The Rose Bowl matched the top-ranked Buckeyes against #11 UCLA. OSU didn’t get the job done, falling 23-10. #3 Oklahoma beat #5 Michigan in the Orange Bowl 14-6 and Alabama took care of Penn State 13-6.

The tumultuous season concluded with the Sooners ascending to the top spot, an undefeated Arizona State squad jumping from seventh to second, and Alabama moving up one spot to third.

In the end, the team with the biggest gripe over the 1975 would have to be the Sun Devils. Alabama had a very similar claim to the title as Oklahoma did, but was hurt by the fact that they fell to a team that the Sooners managed to beat. That, coupled with the lack of an extraordinarily impressive win is how the polls settled out the way they did.

As to whether or not it would be legitimate for Alabama to claim a title for 1975 is another story. Given the similarities, the primary advantage the Sooners claim is better standing in the polls, but since the whole premise here is that polls are a questionable way to choose the one-and-only champion, that’s a weak edge.

ASU’s situation complicates the question. Without ASU hanging around, this is an easy inclusion for Alabama. On the contrary, if conventional wisdom had granted them the #1 spot, it seems that OU and ‘Bama would both be out of luck. But ASU’s presence at #2 raises some serious questions. Why were the undefeated Sun Devils left on the outside looking in? Were the poll too heavily biased in favor of Oklahoma? How does ASU leap Alabama but not OU? In short, ASU introduces enough ambiguity that makes this a tough one to categorize.

1975 could easily be argued either way. It has to be either the weakest granted claim or the strongest one denied.


In the end, we find Alabama with 14 unassailable title claims with one on the bubble. Even if we take the most skeptical (but fair) possible view, the 13 or 14 you’d end up with still far exceeds the numbers thrown around by AP-focused media organizations or bitter, jealous rival fans.

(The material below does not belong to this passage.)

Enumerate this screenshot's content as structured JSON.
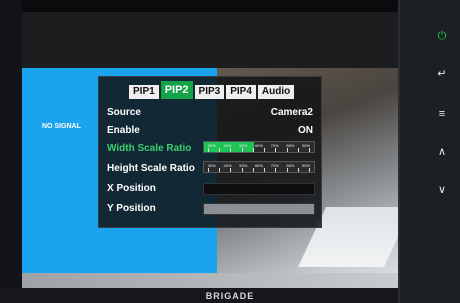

Really, though, how much does it matter if we’re talking one title here or there?

The number of “national titles” a team claims changes nothing about what actually happened on the field. The Tide not claiming the ’66 title doesn’t make that team any less impressive. Similarly, claiming the ’41 title doesn’t make that team any more dominant. They’re used as an estimate of a team’s dominance and tradition. They become a point of contention because of the subjectivity inherent in the college football season and because the rivalries and jealousy in college football all but beg you to deny greatness when you see it in your rival.

It’s an embarrassment of riches that nearly one in five seasons since ‘Bama’s first title has to be analyzed to see if the Tide had the best team. The more words5 that are spent supporting it or denying it only go to prove the larger point that Alabama’s national championship claims are really making: that if Alabama’s program isn’t the best in the history of NCAA football, it’s certainly among the most elite.

  1. see, e.g., Auburn’s “People’s Championship” from 2004 

  2. The AP poll was removed from the BCS calculations and had its respect start to wane. Adding to that, they now allow teams serving post-season bans (Ohio State, 2012) to appear in their polls. 

  3. One of these is oft-criticized by fans of Alabama’s rivals. In 1964 the AP was still releasing its final poll before the bowl games. Alabama lost its final game that season to Texas while Arkansas went on to win its bowl game. The Football Writers Association of America awarded Arkansas the title. At that time, however, the bowls were seen, largely, as glorified scrimmages, not as a legitimate part of the season as they now are. This, combined with a bit of ex post facto protection, leads sane people to recognize this title claim, at least begrudgingly. 

  4. Notre Dame chose to ‘tie one for the gipper‘. 

  5. Wall of text national championship, Pawwwwwl!